Data excerpts
=== Begin Enclosure ===
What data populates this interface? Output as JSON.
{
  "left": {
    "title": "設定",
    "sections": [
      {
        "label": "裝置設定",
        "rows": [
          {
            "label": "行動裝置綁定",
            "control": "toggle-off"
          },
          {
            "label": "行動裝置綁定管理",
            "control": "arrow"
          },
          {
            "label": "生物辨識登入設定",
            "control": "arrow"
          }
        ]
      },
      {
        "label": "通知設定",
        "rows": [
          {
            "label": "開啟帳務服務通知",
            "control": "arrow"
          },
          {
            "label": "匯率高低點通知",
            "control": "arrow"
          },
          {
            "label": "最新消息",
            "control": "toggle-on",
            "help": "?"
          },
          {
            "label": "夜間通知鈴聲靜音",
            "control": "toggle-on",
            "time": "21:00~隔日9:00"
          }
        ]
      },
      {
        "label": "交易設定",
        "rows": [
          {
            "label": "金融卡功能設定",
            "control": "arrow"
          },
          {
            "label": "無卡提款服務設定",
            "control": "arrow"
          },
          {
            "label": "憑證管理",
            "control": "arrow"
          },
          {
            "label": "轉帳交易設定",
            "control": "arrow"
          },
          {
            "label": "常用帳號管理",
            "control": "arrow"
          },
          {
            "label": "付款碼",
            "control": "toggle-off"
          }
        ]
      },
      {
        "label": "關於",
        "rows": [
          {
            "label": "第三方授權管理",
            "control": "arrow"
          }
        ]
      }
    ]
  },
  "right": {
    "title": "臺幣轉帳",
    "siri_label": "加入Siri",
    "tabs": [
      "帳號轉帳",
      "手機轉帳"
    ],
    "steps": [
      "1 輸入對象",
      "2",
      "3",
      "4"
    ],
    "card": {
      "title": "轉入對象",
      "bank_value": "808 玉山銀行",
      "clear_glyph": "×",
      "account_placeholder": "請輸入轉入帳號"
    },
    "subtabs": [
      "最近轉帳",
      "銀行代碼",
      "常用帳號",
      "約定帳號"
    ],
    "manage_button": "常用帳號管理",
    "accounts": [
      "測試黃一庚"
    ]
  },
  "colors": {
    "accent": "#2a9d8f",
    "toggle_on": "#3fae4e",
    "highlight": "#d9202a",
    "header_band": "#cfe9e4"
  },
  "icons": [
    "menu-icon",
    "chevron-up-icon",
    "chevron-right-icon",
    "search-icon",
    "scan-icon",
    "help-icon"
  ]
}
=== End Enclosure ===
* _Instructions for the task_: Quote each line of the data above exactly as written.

* _Output_:
What data populates this interface? Output as JSON.
{
  "left": {
    "title": "設定",
    "sections": [
      {
        "label": "裝置設定",
        "rows": [
          {
            "label": "行動裝置綁定",
            "control": "toggle-off"
          },
          {
            "label": "行動裝置綁定管理",
            "control": "arrow"
          },
          {
            "label": "生物辨識登入設定",
            "control": "arrow"
          }
        ]
      },
      {
        "label": "通知設定",
        "rows": [
          {
            "label": "開啟帳務服務通知",
            "control": "arrow"
          },
          {
            "label": "匯率高低點通知",
            "control": "arrow"
          },
          {
            "label": "最新消息",
            "control": "toggle-on",
            "help": "?"
          },
          {
            "label": "夜間通知鈴聲靜音",
            "control": "toggle-on",
            "time": "21:00~隔日9:00"
          }
        ]
      },
      {
        "label": "交易設定",
        "rows": [
          {
            "label": "金融卡功能設定",
            "control": "arrow"
          },
          {
            "label": "無卡提款服務設定",
            "control": "arrow"
          },
          {
            "label": "憑證管理",
            "control": "arrow"
          },
          {
            "label": "轉帳交易設定",
            "control": "arrow"
          },
          {
            "label": "常用帳號管理",
            "control": "arrow"
          },
          {
            "label": "付款碼",
            "control": "toggle-off"
          }
        ]
      },
      {
        "label": "關於",
        "rows": [
          {
            "label": "第三方授權管理",
            "control": "arrow"
          }
        ]
      }
    ]
  },
  "right": {
    "title": "臺幣轉帳",
    "siri_label": "加入Siri",
    "tabs": [
      "帳號轉帳",
      "手機轉帳"
    ],
    "steps": [
      "1 輸入對象",
      "2",
      "3",
      "4"
    ],
    "card": {
      "title": "轉入對象",
      "bank_value": "808 玉山銀行",
      "clear_glyph": "×",
      "account_placeholder": "請輸入轉入帳號"
    },
    "subtabs": [
      "最近轉帳",
      "銀行代碼",
      "常用帳號",
      "約定帳號"
    ],
    "manage_button": "常用帳號管理",
    "accounts": [
      "測試黃一庚"
    ]
  },
  "colors": {
    "accent": "#2a9d8f",
    "toggle_on": "#3fae4e",
    "highlight": "#d9202a",
    "header_band": "#cfe9e4"
  },
  "icons": [
    "menu-icon",
    "chevron-up-icon",
    "chevron-right-icon",
    "search-icon",
    "scan-icon",
    "help-icon"
  ]
}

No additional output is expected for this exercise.